When Edward and Mary Weidenbener went to vote in Indiana’s primary in May, they didn’t realize that state law required them to bring government photo IDs such as a driver’s license or passport.
The husband and wife, both approaching 90 years old, had to use a temporary ballot that would be verified later, even though they knew the people working the polling site that day. Unaware that Indiana law obligated them to follow up with the county election board, the Weidenbeners ultimately had their votes rejected — news to them until informed recently by an Associated Press reporter.
Edward Weidenbener, a World War II veteran who had voted for Mitt Romney in the Republican presidential contest, said he was surprised by the rules and the consequences.

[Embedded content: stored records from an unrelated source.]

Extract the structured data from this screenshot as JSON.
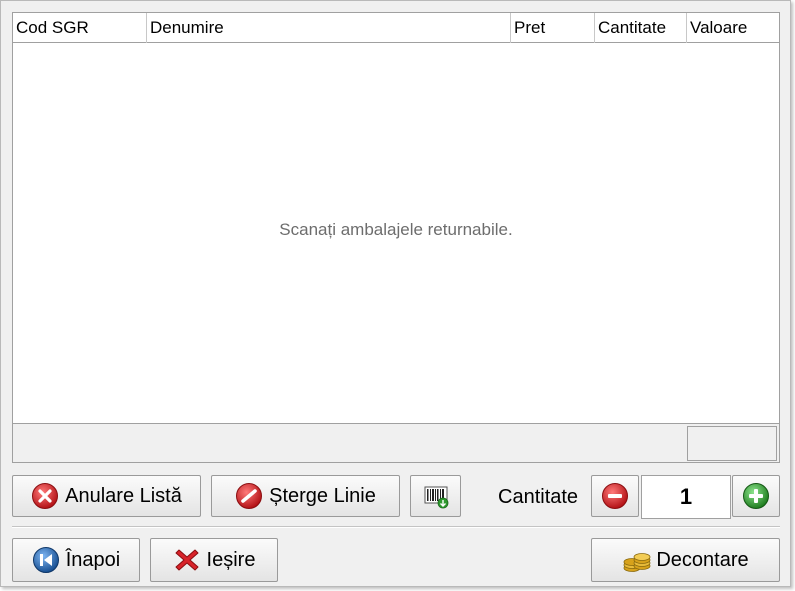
{
  "table": {
    "columns": [
      "Cod SGR",
      "Denumire",
      "Pret",
      "Cantitate",
      "Valoare"
    ],
    "rows": [],
    "empty_message": "Scanați ambalajele returnabile."
  },
  "actions": {
    "cancel_list_label": "Anulare Listă",
    "delete_line_label": "Șterge Linie",
    "quantity_label": "Cantitate",
    "quantity_value": "1",
    "back_label": "Înapoi",
    "exit_label": "Ieșire",
    "settle_label": "Decontare"
  },
  "colors": {
    "danger": "#d8232a",
    "add": "#2e9a2e",
    "nav": "#1f5fa8",
    "coin": "#d7a21b"
  },
  "icons": {
    "cancel_list": "red-x-circle-icon",
    "delete_line": "no-entry-icon",
    "barcode": "barcode-scan-icon",
    "minus": "minus-circle-icon",
    "plus": "plus-circle-icon",
    "back": "back-arrow-icon",
    "exit": "red-x-icon",
    "settle": "coins-icon"
  }
}
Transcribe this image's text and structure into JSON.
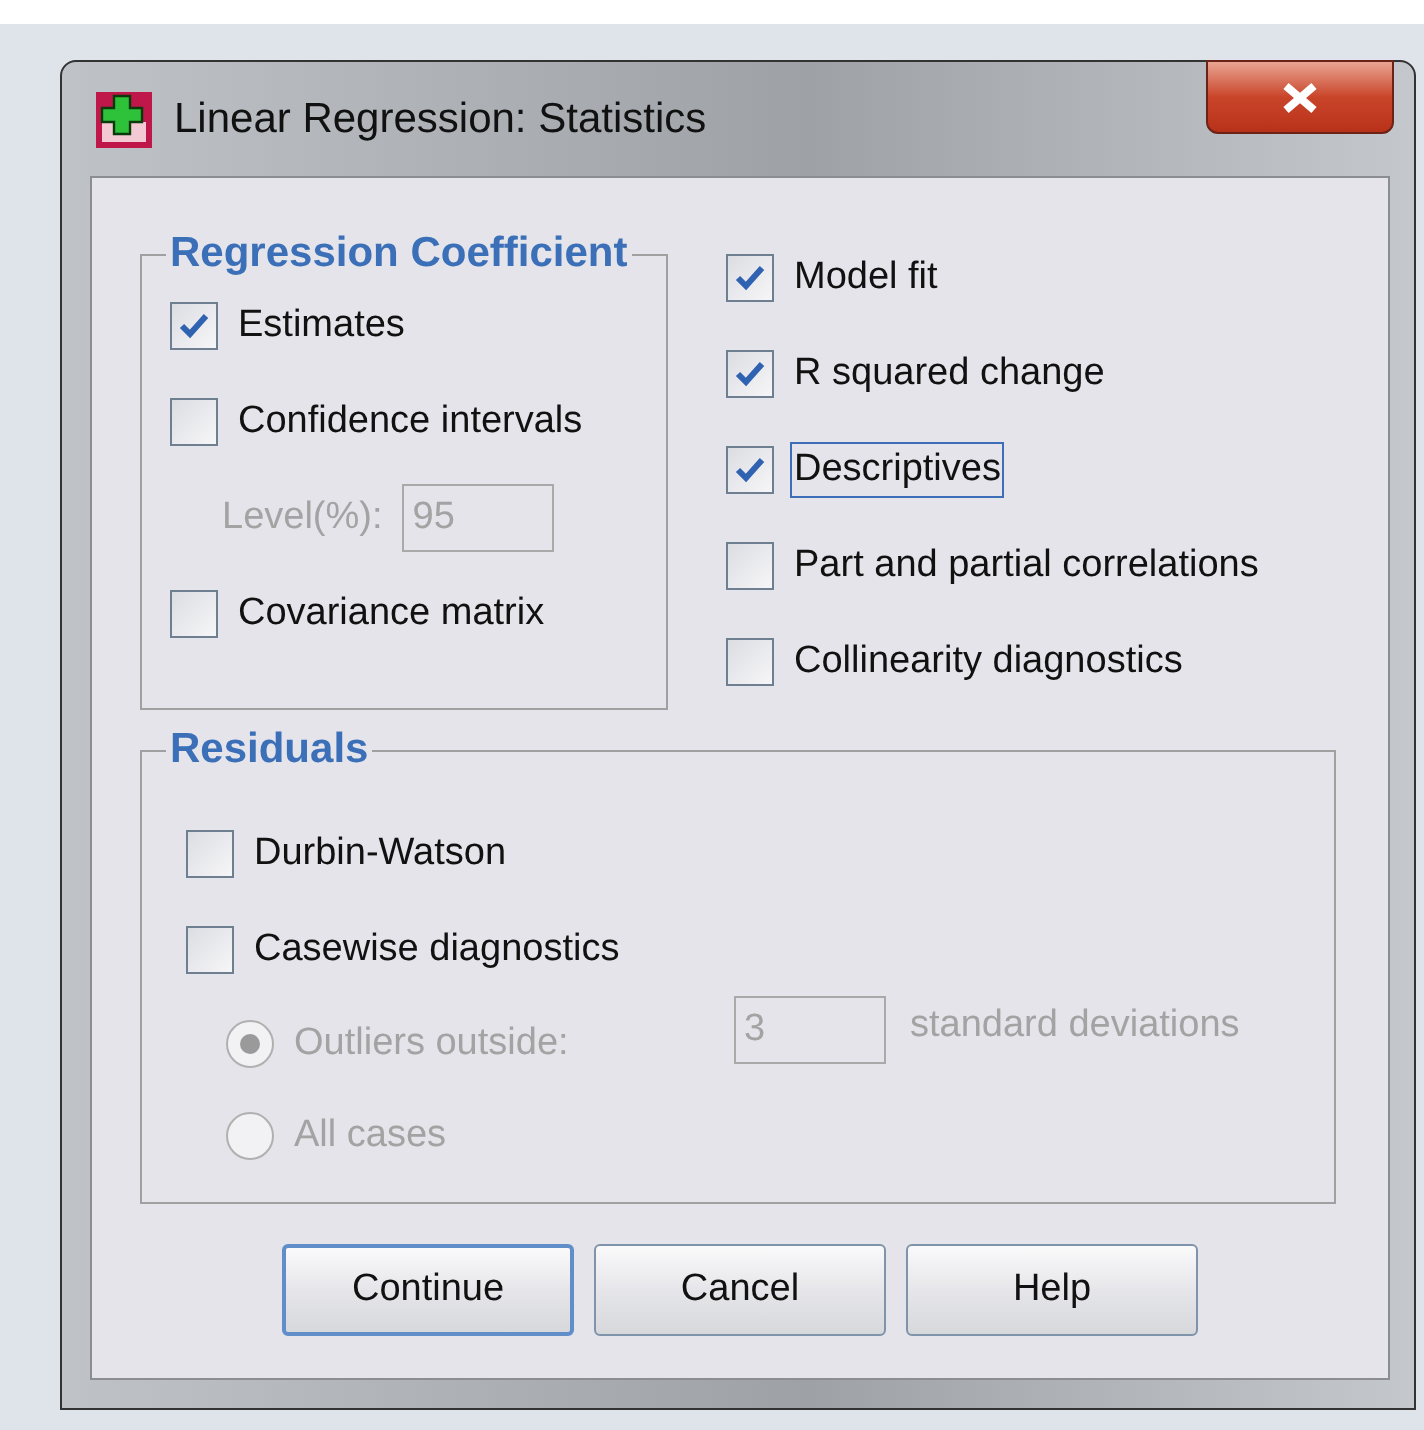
{
  "window": {
    "title": "Linear Regression: Statistics"
  },
  "regression_coefficient": {
    "title": "Regression Coefficient",
    "items": [
      {
        "kind": "checkbox",
        "label": "Estimates",
        "checked": true
      },
      {
        "kind": "checkbox",
        "label": "Confidence intervals",
        "checked": false
      },
      {
        "kind": "field",
        "label": "Level(%):",
        "value": "95",
        "disabled": true
      },
      {
        "kind": "checkbox",
        "label": "Covariance matrix",
        "checked": false
      }
    ]
  },
  "options": [
    {
      "label": "Model fit",
      "checked": true,
      "focused": false
    },
    {
      "label": "R squared change",
      "checked": true,
      "focused": false
    },
    {
      "label": "Descriptives",
      "checked": true,
      "focused": true
    },
    {
      "label": "Part and partial correlations",
      "checked": false,
      "focused": false
    },
    {
      "label": "Collinearity diagnostics",
      "checked": false,
      "focused": false
    }
  ],
  "residuals": {
    "title": "Residuals",
    "checks": [
      {
        "label": "Durbin-Watson",
        "checked": false
      },
      {
        "label": "Casewise diagnostics",
        "checked": false
      }
    ],
    "radios": [
      {
        "label": "Outliers outside:",
        "selected": true,
        "disabled": true
      },
      {
        "label": "All cases",
        "selected": false,
        "disabled": true
      }
    ],
    "outliers_field": {
      "value": "3",
      "suffix": "standard deviations",
      "disabled": true
    }
  },
  "buttons": [
    {
      "label": "Continue",
      "default": true
    },
    {
      "label": "Cancel",
      "default": false
    },
    {
      "label": "Help",
      "default": false
    }
  ]
}
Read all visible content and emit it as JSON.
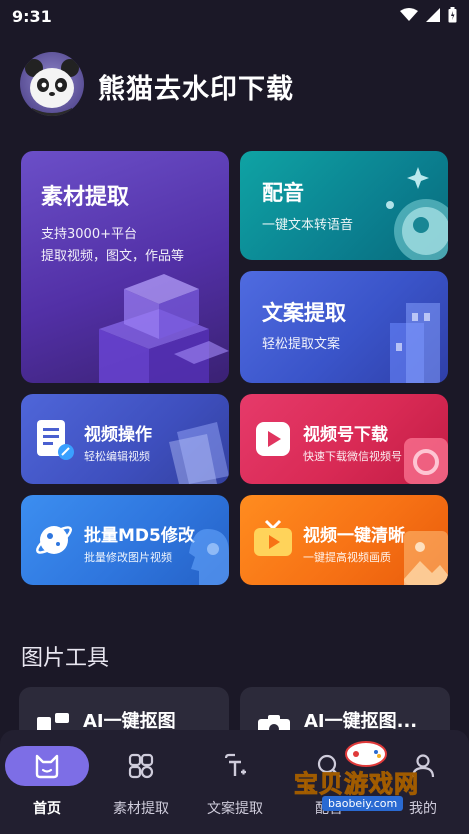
{
  "status_bar": {
    "time": "9:31"
  },
  "header": {
    "app_title": "熊猫去水印下载"
  },
  "cards": {
    "material": {
      "title": "素材提取",
      "line1": "支持3000+平台",
      "line2": "提取视频，图文，作品等"
    },
    "dub": {
      "title": "配音",
      "subtitle": "一键文本转语音"
    },
    "copy": {
      "title": "文案提取",
      "subtitle": "轻松提取文案"
    },
    "video_op": {
      "title": "视频操作",
      "subtitle": "轻松编辑视频"
    },
    "wechat": {
      "title": "视频号下载",
      "subtitle": "快速下载微信视频号"
    },
    "md5": {
      "title": "批量MD5修改",
      "subtitle": "批量修改图片视频"
    },
    "hd": {
      "title": "视频一键清晰",
      "subtitle": "一键提高视频画质"
    }
  },
  "image_tools": {
    "section_title": "图片工具",
    "items": [
      {
        "label": "AI一键抠图"
      },
      {
        "label": "AI一键抠图..."
      }
    ]
  },
  "bottom_nav": {
    "items": [
      {
        "label": "首页",
        "icon": "home-cat-icon",
        "active": true
      },
      {
        "label": "素材提取",
        "icon": "material-icon"
      },
      {
        "label": "文案提取",
        "icon": "text-extract-icon"
      },
      {
        "label": "配音",
        "icon": "dub-icon"
      },
      {
        "label": "我的",
        "icon": "profile-icon"
      }
    ]
  },
  "watermark": {
    "text": "宝贝游戏网",
    "url": "baobeiy.com"
  },
  "colors": {
    "background": "#1b1827",
    "accent": "#7d6ee6"
  }
}
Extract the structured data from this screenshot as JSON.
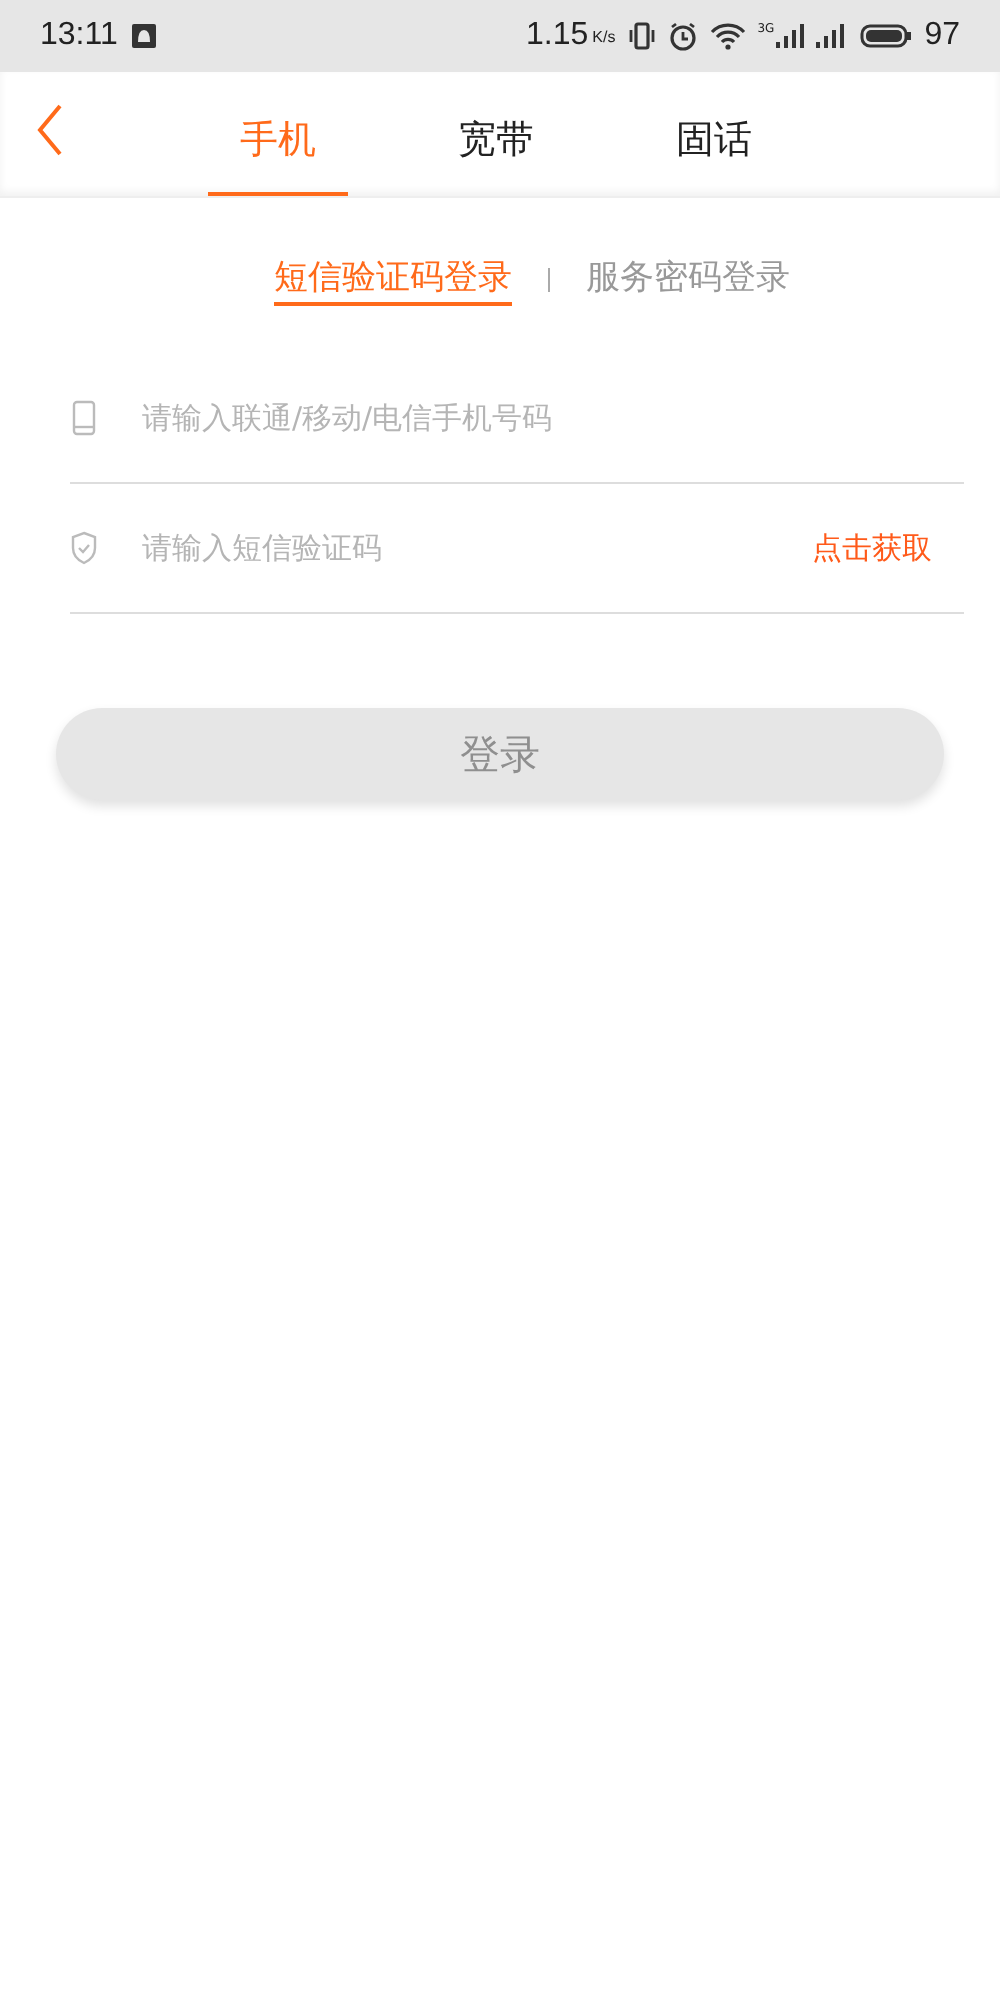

“A lot of people don’t have a photo ID. They’ll be automatically disenfranchised,” he said.